**Task statement**
A word-for-word repetition of the records beneath this task is the expected answer.

Records shown START

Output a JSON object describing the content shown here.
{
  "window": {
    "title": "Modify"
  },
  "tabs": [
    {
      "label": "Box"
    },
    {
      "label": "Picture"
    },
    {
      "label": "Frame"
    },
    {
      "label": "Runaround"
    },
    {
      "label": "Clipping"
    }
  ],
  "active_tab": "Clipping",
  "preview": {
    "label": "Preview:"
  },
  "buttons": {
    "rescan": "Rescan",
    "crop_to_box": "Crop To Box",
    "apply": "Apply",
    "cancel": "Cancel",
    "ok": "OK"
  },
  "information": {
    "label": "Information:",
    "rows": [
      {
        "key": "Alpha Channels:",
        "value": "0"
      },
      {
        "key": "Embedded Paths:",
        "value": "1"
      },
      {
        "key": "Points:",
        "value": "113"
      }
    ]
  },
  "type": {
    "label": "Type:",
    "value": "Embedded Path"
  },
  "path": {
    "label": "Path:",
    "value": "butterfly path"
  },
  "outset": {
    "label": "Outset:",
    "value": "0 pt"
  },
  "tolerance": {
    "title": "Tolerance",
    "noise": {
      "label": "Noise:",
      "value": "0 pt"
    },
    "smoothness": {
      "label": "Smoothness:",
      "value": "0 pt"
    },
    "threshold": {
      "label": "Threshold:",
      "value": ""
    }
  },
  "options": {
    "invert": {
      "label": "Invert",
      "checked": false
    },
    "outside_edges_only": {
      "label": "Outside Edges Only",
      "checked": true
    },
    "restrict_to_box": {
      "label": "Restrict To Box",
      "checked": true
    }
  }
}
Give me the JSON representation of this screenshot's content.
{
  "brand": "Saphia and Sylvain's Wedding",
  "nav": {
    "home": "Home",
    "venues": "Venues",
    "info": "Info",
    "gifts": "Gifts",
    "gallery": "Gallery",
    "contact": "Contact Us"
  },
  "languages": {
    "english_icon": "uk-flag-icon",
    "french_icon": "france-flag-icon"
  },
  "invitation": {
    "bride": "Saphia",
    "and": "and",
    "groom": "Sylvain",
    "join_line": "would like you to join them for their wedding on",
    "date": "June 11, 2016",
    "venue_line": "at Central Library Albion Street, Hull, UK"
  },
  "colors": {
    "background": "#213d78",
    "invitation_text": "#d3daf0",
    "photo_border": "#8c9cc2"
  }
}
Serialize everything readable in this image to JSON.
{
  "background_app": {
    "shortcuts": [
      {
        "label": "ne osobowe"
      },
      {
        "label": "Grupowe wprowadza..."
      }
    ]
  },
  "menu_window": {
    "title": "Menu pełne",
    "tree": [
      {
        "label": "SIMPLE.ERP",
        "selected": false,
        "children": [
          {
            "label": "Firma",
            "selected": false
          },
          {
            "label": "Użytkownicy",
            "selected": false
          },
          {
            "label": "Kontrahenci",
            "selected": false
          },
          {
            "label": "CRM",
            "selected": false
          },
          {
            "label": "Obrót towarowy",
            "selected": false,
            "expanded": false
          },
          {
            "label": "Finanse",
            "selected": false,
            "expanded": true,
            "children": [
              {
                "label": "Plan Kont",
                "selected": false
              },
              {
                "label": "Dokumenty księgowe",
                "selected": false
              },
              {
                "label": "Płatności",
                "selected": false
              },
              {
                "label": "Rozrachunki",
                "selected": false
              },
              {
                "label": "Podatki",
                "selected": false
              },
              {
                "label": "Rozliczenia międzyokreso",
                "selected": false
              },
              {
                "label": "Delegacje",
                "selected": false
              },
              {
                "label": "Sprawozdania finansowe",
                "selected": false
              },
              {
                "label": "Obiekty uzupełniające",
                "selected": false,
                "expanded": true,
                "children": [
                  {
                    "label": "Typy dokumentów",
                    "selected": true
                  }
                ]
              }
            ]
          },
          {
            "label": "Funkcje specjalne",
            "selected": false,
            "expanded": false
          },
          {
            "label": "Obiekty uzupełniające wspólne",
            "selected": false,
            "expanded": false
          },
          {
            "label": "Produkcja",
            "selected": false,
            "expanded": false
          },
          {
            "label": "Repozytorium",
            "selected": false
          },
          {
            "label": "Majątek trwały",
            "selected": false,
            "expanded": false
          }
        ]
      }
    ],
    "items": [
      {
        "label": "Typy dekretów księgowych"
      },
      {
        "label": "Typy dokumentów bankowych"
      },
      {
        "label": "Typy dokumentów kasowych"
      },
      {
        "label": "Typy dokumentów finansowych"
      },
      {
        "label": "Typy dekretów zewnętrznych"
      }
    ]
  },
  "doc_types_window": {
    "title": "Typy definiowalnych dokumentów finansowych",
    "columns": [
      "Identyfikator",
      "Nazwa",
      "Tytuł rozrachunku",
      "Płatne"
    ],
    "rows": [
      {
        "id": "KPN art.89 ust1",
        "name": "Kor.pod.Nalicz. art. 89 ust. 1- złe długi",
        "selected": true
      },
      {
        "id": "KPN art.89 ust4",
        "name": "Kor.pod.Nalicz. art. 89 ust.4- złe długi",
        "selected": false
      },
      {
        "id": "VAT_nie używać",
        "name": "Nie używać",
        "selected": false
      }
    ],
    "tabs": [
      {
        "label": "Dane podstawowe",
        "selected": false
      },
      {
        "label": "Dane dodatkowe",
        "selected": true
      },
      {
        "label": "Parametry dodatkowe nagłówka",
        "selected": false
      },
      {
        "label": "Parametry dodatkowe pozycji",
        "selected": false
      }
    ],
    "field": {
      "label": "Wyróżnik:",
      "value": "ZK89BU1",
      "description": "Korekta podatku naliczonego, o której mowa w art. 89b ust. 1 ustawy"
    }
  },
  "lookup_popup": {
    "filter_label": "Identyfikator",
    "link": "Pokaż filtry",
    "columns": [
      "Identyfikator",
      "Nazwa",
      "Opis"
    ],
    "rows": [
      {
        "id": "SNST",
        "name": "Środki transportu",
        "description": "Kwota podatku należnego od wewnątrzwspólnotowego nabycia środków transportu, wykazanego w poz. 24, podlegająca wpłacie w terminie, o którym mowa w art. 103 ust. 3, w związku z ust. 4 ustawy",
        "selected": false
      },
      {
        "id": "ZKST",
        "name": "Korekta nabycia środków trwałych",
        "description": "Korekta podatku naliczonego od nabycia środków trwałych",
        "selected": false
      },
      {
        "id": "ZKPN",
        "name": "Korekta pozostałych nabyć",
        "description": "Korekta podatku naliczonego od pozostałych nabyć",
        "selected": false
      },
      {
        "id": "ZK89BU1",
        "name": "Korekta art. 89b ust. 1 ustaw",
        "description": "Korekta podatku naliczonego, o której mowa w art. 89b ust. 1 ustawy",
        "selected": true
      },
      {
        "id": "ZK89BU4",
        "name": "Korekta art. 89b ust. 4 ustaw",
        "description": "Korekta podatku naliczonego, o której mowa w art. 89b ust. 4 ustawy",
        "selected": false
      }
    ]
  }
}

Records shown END

**Written answer**
Output a JSON object describing the content shown here.
{
  "window": {
    "title": "Modify"
  },
  "tabs": [
    {
      "label": "Box"
    },
    {
      "label": "Picture"
    },
    {
      "label": "Frame"
    },
    {
      "label": "Runaround"
    },
    {
      "label": "Clipping"
    }
  ],
  "active_tab": "Clipping",
  "preview": {
    "label": "Preview:"
  },
  "buttons": {
    "rescan": "Rescan",
    "crop_to_box": "Crop To Box",
    "apply": "Apply",
    "cancel": "Cancel",
    "ok": "OK"
  },
  "information": {
    "label": "Information:",
    "rows": [
      {
        "key": "Alpha Channels:",
        "value": "0"
      },
      {
        "key": "Embedded Paths:",
        "value": "1"
      },
      {
        "key": "Points:",
        "value": "113"
      }
    ]
  },
  "type": {
    "label": "Type:",
    "value": "Embedded Path"
  },
  "path": {
    "label": "Path:",
    "value": "butterfly path"
  },
  "outset": {
    "label": "Outset:",
    "value": "0 pt"
  },
  "tolerance": {
    "title": "Tolerance",
    "noise": {
      "label": "Noise:",
      "value": "0 pt"
    },
    "smoothness": {
      "label": "Smoothness:",
      "value": "0 pt"
    },
    "threshold": {
      "label": "Threshold:",
      "value": ""
    }
  },
  "options": {
    "invert": {
      "label": "Invert",
      "checked": false
    },
    "outside_edges_only": {
      "label": "Outside Edges Only",
      "checked": true
    },
    "restrict_to_box": {
      "label": "Restrict To Box",
      "checked": true
    }
  }
}
Give me the JSON representation of this screenshot's content.
{
  "brand": "Saphia and Sylvain's Wedding",
  "nav": {
    "home": "Home",
    "venues": "Venues",
    "info": "Info",
    "gifts": "Gifts",
    "gallery": "Gallery",
    "contact": "Contact Us"
  },
  "languages": {
    "english_icon": "uk-flag-icon",
    "french_icon": "france-flag-icon"
  },
  "invitation": {
    "bride": "Saphia",
    "and": "and",
    "groom": "Sylvain",
    "join_line": "would like you to join them for their wedding on",
    "date": "June 11, 2016",
    "venue_line": "at Central Library Albion Street, Hull, UK"
  },
  "colors": {
    "background": "#213d78",
    "invitation_text": "#d3daf0",
    "photo_border": "#8c9cc2"
  }
}
Serialize everything readable in this image to JSON.
{
  "background_app": {
    "shortcuts": [
      {
        "label": "ne osobowe"
      },
      {
        "label": "Grupowe wprowadza..."
      }
    ]
  },
  "menu_window": {
    "title": "Menu pełne",
    "tree": [
      {
        "label": "SIMPLE.ERP",
        "selected": false,
        "children": [
          {
            "label": "Firma",
            "selected": false
          },
          {
            "label": "Użytkownicy",
            "selected": false
          },
          {
            "label": "Kontrahenci",
            "selected": false
          },
          {
            "label": "CRM",
            "selected": false
          },
          {
            "label": "Obrót towarowy",
            "selected": false,
            "expanded": false
          },
          {
            "label": "Finanse",
            "selected": false,
            "expanded": true,
            "children": [
              {
                "label": "Plan Kont",
                "selected": false
              },
              {
                "label": "Dokumenty księgowe",
                "selected": false
              },
              {
                "label": "Płatności",
                "selected": false
              },
              {
                "label": "Rozrachunki",
                "selected": false
              },
              {
                "label": "Podatki",
                "selected": false
              },
              {
                "label": "Rozliczenia międzyokreso",
                "selected": false
              },
              {
                "label": "Delegacje",
                "selected": false
              },
              {
                "label": "Sprawozdania finansowe",
                "selected": false
              },
              {
                "label": "Obiekty uzupełniające",
                "selected": false,
                "expanded": true,
                "children": [
                  {
                    "label": "Typy dokumentów",
                    "selected": true
                  }
                ]
              }
            ]
          },
          {
            "label": "Funkcje specjalne",
            "selected": false,
            "expanded": false
          },
          {
            "label": "Obiekty uzupełniające wspólne",
            "selected": false,
            "expanded": false
          },
          {
            "label": "Produkcja",
            "selected": false,
            "expanded": false
          },
          {
            "label": "Repozytorium",
            "selected": false
          },
          {
            "label": "Majątek trwały",
            "selected": false,
            "expanded": false
          }
        ]
      }
    ],
    "items": [
      {
        "label": "Typy dekretów księgowych"
      },
      {
        "label": "Typy dokumentów bankowych"
      },
      {
        "label": "Typy dokumentów kasowych"
      },
      {
        "label": "Typy dokumentów finansowych"
      },
      {
        "label": "Typy dekretów zewnętrznych"
      }
    ]
  },
  "doc_types_window": {
    "title": "Typy definiowalnych dokumentów finansowych",
    "columns": [
      "Identyfikator",
      "Nazwa",
      "Tytuł rozrachunku",
      "Płatne"
    ],
    "rows": [
      {
        "id": "KPN art.89 ust1",
        "name": "Kor.pod.Nalicz. art. 89 ust. 1- złe długi",
        "selected": true
      },
      {
        "id": "KPN art.89 ust4",
        "name": "Kor.pod.Nalicz. art. 89 ust.4- złe długi",
        "selected": false
      },
      {
        "id": "VAT_nie używać",
        "name": "Nie używać",
        "selected": false
      }
    ],
    "tabs": [
      {
        "label": "Dane podstawowe",
        "selected": false
      },
      {
        "label": "Dane dodatkowe",
        "selected": true
      },
      {
        "label": "Parametry dodatkowe nagłówka",
        "selected": false
      },
      {
        "label": "Parametry dodatkowe pozycji",
        "selected": false
      }
    ],
    "field": {
      "label": "Wyróżnik:",
      "value": "ZK89BU1",
      "description": "Korekta podatku naliczonego, o której mowa w art. 89b ust. 1 ustawy"
    }
  },
  "lookup_popup": {
    "filter_label": "Identyfikator",
    "link": "Pokaż filtry",
    "columns": [
      "Identyfikator",
      "Nazwa",
      "Opis"
    ],
    "rows": [
      {
        "id": "SNST",
        "name": "Środki transportu",
        "description": "Kwota podatku należnego od wewnątrzwspólnotowego nabycia środków transportu, wykazanego w poz. 24, podlegająca wpłacie w terminie, o którym mowa w art. 103 ust. 3, w związku z ust. 4 ustawy",
        "selected": false
      },
      {
        "id": "ZKST",
        "name": "Korekta nabycia środków trwałych",
        "description": "Korekta podatku naliczonego od nabycia środków trwałych",
        "selected": false
      },
      {
        "id": "ZKPN",
        "name": "Korekta pozostałych nabyć",
        "description": "Korekta podatku naliczonego od pozostałych nabyć",
        "selected": false
      },
      {
        "id": "ZK89BU1",
        "name": "Korekta art. 89b ust. 1 ustaw",
        "description": "Korekta podatku naliczonego, o której mowa w art. 89b ust. 1 ustawy",
        "selected": true
      },
      {
        "id": "ZK89BU4",
        "name": "Korekta art. 89b ust. 4 ustaw",
        "description": "Korekta podatku naliczonego, o której mowa w art. 89b ust. 4 ustawy",
        "selected": false
      }
    ]
  }
}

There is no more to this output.